Task directions
For each line below that contains the string "items", copy that line.

Records supplied
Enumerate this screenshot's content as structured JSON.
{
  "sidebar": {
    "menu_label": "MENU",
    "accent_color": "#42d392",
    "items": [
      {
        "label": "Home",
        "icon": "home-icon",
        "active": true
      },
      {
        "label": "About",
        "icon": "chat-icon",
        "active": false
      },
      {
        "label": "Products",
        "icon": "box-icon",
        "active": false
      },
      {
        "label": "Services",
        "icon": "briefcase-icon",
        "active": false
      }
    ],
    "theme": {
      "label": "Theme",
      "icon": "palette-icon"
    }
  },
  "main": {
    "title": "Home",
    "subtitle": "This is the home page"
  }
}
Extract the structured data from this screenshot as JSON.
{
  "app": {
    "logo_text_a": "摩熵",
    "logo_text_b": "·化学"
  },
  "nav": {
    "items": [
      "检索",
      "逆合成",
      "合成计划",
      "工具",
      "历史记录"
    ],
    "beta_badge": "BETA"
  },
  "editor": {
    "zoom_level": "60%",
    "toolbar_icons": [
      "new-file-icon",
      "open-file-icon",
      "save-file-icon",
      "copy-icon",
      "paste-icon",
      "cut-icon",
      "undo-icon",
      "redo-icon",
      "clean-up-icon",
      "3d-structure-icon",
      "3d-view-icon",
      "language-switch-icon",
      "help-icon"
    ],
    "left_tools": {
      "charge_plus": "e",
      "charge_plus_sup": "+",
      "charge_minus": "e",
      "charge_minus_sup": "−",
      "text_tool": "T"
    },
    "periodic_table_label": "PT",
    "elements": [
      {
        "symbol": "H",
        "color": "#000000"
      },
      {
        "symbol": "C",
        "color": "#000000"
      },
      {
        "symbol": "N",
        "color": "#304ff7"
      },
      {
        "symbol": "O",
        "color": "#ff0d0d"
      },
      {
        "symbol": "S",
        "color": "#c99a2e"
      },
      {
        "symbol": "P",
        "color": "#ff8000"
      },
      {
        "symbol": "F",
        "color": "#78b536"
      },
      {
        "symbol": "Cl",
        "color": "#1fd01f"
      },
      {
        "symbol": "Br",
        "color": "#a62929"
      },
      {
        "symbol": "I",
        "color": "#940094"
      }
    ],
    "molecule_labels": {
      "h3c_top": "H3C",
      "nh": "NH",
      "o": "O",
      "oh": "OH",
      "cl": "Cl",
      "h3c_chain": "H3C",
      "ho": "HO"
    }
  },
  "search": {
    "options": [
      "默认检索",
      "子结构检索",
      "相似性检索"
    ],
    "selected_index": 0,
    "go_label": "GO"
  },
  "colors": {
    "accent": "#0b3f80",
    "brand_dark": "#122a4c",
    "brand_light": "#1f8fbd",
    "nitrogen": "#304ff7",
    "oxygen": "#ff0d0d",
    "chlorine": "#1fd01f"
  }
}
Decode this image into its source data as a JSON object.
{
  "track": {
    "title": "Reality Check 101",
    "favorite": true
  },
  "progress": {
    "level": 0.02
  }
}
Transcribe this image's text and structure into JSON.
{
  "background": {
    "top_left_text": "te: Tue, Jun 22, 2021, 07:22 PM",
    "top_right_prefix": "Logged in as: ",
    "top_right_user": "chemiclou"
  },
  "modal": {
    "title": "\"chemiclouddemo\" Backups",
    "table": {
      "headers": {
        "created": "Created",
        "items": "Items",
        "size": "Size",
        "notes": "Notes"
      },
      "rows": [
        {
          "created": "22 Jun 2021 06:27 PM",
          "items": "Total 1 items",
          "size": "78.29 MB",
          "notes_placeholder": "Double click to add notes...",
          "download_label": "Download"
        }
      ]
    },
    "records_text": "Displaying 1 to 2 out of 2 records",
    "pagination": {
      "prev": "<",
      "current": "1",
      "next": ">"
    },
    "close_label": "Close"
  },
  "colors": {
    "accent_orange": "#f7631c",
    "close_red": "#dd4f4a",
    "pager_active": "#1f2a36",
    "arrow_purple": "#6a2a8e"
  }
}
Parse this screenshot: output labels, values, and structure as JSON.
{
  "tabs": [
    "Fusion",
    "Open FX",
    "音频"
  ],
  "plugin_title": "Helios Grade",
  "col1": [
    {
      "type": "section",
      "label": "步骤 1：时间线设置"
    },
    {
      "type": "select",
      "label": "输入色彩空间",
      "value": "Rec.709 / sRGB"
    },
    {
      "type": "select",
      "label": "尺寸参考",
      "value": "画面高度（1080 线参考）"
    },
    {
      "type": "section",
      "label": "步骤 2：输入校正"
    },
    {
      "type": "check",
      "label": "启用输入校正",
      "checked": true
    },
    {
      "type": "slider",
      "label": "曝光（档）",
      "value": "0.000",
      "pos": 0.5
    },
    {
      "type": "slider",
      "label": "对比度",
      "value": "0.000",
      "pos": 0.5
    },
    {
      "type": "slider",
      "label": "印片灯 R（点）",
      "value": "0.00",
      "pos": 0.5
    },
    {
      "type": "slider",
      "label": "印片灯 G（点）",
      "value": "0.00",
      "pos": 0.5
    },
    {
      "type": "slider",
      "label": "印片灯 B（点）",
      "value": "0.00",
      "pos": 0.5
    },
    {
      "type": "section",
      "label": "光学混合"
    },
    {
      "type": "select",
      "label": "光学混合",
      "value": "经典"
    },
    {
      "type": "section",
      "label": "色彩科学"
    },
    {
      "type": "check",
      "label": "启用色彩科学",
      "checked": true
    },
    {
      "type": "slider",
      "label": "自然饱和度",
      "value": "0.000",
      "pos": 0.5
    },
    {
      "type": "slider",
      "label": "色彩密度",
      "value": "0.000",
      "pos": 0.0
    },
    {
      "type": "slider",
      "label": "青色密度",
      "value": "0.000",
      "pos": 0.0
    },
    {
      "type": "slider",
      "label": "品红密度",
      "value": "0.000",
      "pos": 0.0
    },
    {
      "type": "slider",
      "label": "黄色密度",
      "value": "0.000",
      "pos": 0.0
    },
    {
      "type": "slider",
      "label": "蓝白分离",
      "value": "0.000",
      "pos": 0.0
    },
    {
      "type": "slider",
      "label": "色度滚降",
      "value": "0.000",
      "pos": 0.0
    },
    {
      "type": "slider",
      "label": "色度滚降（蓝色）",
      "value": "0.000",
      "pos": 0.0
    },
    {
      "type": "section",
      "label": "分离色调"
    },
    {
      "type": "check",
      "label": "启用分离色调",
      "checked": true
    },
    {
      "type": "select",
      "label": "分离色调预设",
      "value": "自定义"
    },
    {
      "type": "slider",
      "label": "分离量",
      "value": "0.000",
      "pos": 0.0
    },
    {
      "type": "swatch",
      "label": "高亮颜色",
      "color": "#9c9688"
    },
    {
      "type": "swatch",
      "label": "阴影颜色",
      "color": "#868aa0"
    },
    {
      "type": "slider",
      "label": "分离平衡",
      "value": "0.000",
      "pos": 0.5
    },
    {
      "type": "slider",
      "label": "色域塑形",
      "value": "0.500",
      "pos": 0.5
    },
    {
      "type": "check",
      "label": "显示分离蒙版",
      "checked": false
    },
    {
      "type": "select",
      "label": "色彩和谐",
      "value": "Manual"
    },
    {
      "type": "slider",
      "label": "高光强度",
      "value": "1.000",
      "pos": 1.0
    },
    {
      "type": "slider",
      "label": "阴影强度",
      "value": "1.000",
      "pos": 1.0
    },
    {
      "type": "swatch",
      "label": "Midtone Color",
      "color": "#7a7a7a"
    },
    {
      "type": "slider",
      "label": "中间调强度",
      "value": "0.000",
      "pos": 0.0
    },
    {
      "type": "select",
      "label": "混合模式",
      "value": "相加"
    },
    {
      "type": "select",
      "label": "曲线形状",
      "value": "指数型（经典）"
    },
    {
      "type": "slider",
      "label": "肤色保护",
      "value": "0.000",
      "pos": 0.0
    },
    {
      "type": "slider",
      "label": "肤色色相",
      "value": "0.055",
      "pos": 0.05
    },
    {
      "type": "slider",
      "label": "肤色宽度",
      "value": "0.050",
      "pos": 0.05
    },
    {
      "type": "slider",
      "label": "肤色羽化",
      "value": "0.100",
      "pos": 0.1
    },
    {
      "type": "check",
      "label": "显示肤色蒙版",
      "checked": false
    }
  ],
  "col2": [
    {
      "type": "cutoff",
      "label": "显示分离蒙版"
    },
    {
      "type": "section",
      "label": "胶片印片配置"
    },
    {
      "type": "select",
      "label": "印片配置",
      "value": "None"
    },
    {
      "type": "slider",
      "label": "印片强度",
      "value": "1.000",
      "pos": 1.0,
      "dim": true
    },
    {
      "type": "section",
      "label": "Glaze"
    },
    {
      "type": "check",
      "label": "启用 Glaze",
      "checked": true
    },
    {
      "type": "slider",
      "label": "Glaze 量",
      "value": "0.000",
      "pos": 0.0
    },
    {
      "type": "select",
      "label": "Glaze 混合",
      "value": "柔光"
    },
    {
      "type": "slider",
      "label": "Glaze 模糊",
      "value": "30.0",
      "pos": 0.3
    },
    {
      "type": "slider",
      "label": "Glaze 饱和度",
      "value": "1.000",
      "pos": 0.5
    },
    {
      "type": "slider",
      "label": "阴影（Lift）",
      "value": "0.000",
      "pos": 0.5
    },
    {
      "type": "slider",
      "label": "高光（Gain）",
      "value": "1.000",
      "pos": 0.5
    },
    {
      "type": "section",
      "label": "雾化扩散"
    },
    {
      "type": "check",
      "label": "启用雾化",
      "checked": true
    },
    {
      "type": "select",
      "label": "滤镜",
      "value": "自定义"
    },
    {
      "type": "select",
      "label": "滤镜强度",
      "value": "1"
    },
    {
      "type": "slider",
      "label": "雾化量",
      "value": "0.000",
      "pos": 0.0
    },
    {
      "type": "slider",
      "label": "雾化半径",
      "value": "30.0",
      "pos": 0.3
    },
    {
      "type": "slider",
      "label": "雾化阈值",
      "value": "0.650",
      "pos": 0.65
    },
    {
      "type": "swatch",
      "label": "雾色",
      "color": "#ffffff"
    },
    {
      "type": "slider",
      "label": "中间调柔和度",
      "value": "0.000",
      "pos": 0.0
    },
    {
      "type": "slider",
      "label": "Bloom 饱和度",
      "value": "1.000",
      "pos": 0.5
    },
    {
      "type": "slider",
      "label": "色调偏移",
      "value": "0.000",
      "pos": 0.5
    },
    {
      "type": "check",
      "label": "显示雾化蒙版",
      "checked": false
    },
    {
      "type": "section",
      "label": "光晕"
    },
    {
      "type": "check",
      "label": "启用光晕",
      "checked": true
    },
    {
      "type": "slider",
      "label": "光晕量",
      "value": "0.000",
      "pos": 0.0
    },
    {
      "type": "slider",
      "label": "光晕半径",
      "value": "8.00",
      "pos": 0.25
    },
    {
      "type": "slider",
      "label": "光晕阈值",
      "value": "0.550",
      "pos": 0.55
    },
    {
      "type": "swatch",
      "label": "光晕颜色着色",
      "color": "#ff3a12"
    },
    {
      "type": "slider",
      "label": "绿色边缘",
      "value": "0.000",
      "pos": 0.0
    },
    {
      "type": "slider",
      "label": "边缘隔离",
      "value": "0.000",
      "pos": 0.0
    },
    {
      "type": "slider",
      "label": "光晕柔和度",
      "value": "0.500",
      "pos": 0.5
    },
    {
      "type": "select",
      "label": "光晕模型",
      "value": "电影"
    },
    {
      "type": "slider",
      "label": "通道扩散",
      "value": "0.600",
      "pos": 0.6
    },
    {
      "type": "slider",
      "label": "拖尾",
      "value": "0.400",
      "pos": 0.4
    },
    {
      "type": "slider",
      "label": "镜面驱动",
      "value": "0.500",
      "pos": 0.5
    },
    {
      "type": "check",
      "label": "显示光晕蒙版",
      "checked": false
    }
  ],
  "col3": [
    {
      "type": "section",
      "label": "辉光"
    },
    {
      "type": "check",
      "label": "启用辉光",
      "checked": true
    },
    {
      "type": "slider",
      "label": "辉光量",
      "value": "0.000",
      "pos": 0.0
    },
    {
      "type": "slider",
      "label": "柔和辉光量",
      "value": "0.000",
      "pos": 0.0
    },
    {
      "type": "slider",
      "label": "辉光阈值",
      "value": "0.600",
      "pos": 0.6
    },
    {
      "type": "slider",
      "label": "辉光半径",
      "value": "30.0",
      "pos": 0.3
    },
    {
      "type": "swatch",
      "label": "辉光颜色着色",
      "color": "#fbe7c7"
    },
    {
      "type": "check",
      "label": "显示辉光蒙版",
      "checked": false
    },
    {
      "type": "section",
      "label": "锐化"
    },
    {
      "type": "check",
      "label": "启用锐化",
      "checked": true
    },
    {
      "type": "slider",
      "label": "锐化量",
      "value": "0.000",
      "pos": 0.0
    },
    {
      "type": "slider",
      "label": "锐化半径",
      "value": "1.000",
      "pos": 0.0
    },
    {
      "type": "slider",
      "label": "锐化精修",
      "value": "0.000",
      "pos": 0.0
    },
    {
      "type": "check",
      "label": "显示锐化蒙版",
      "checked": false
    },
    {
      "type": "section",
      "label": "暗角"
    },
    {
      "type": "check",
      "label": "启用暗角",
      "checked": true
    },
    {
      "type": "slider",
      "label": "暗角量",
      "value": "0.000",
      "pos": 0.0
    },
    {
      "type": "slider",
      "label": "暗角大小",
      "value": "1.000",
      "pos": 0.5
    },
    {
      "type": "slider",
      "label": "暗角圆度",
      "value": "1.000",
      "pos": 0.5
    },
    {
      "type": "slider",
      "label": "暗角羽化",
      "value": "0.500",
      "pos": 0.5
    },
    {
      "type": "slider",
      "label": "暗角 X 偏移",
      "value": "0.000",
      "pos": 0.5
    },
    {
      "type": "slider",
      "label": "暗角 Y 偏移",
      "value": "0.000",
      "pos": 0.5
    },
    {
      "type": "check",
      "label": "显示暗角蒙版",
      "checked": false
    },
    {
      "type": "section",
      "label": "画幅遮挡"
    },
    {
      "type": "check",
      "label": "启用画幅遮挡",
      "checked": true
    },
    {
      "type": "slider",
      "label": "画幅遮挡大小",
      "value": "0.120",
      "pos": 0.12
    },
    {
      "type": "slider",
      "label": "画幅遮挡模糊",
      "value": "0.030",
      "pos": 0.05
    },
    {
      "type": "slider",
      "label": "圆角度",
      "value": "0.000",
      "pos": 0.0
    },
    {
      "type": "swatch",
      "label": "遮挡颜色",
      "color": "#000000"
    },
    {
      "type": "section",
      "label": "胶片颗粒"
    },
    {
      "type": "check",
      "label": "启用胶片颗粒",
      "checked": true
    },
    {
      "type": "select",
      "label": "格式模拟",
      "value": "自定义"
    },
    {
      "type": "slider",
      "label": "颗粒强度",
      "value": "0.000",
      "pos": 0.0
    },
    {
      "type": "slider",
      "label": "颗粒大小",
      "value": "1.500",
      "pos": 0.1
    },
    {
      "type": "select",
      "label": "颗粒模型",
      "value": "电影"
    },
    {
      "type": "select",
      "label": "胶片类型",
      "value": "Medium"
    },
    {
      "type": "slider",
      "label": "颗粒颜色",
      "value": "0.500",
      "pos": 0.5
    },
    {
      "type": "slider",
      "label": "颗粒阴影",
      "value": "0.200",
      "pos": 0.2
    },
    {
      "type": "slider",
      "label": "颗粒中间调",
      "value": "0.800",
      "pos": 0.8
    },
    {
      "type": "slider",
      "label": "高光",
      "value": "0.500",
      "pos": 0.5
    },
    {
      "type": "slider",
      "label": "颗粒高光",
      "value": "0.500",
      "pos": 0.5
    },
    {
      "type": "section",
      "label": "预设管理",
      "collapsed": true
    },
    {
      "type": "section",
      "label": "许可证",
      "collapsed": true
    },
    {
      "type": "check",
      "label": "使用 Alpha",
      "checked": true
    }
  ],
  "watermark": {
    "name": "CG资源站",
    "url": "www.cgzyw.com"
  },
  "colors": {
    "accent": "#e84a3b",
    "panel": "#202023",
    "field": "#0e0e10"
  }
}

Answer to the exercise
    "items": [
    "items": [
        "items": "Items",
          "items": "Total 1 items",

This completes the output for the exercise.